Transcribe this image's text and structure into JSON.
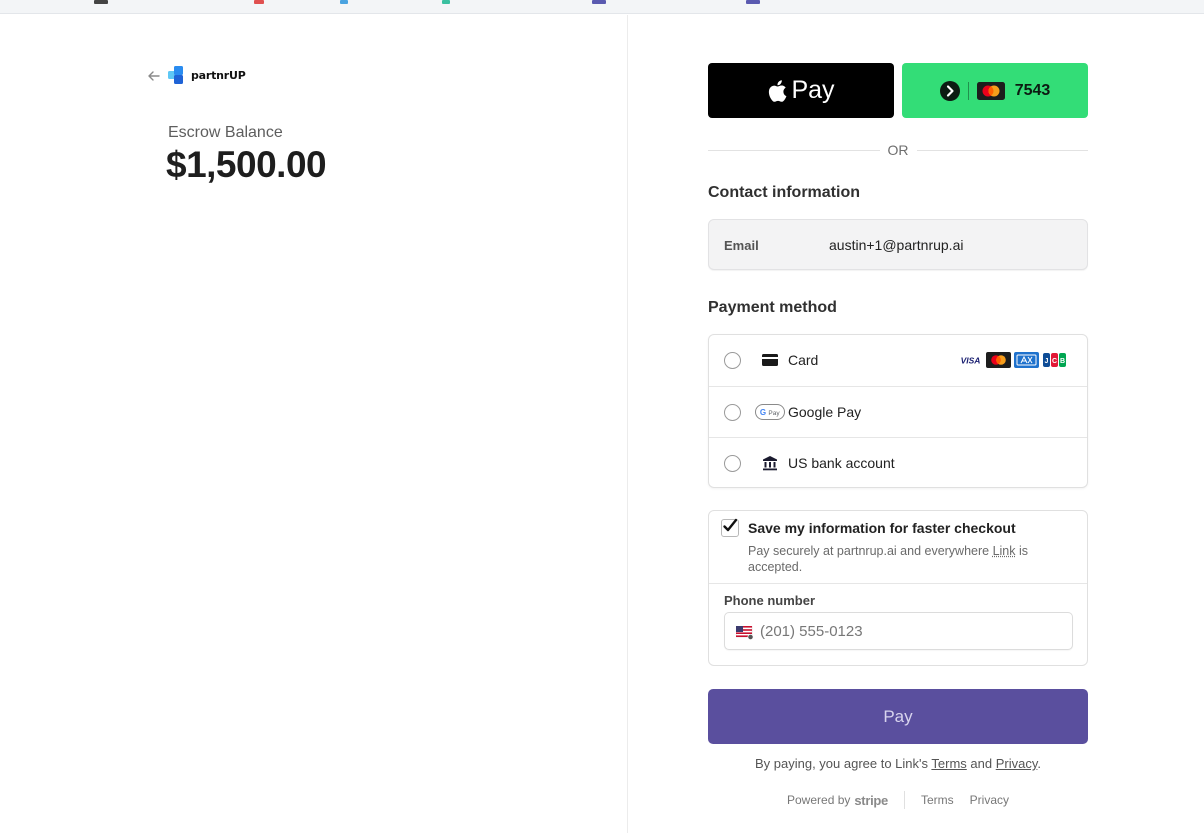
{
  "merchant": {
    "brand_name": "partnrUP",
    "balance_label": "Escrow Balance",
    "balance_amount": "$1,500.00"
  },
  "express": {
    "apple_pay_label": "Pay",
    "link_card_last4": "7543"
  },
  "divider_text": "OR",
  "contact": {
    "title": "Contact information",
    "email_label": "Email",
    "email_value": "austin+1@partnrup.ai"
  },
  "payment": {
    "title": "Payment method",
    "methods": [
      {
        "label": "Card",
        "icon": "card-icon",
        "selected": false
      },
      {
        "label": "Google Pay",
        "icon": "google-pay-icon",
        "selected": false
      },
      {
        "label": "US bank account",
        "icon": "bank-icon",
        "selected": false
      }
    ],
    "card_brands": [
      "visa",
      "mastercard",
      "amex",
      "jcb"
    ]
  },
  "save_info": {
    "checked": true,
    "title": "Save my information for faster checkout",
    "desc_before": "Pay securely at partnrup.ai and everywhere ",
    "desc_link": "Link",
    "desc_after": " is accepted.",
    "phone_label": "Phone number",
    "phone_placeholder": "(201) 555-0123"
  },
  "pay_button": "Pay",
  "legal": {
    "prefix": "By paying, you agree to Link's ",
    "terms": "Terms",
    "and": " and ",
    "privacy": "Privacy",
    "suffix": "."
  },
  "footer": {
    "powered_by": "Powered by",
    "stripe": "stripe",
    "terms": "Terms",
    "privacy": "Privacy"
  },
  "colors": {
    "link_green": "#33dd77",
    "pay_button": "#5a4f9e",
    "brand_blue": "#2a8cf0"
  }
}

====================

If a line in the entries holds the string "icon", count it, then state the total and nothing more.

3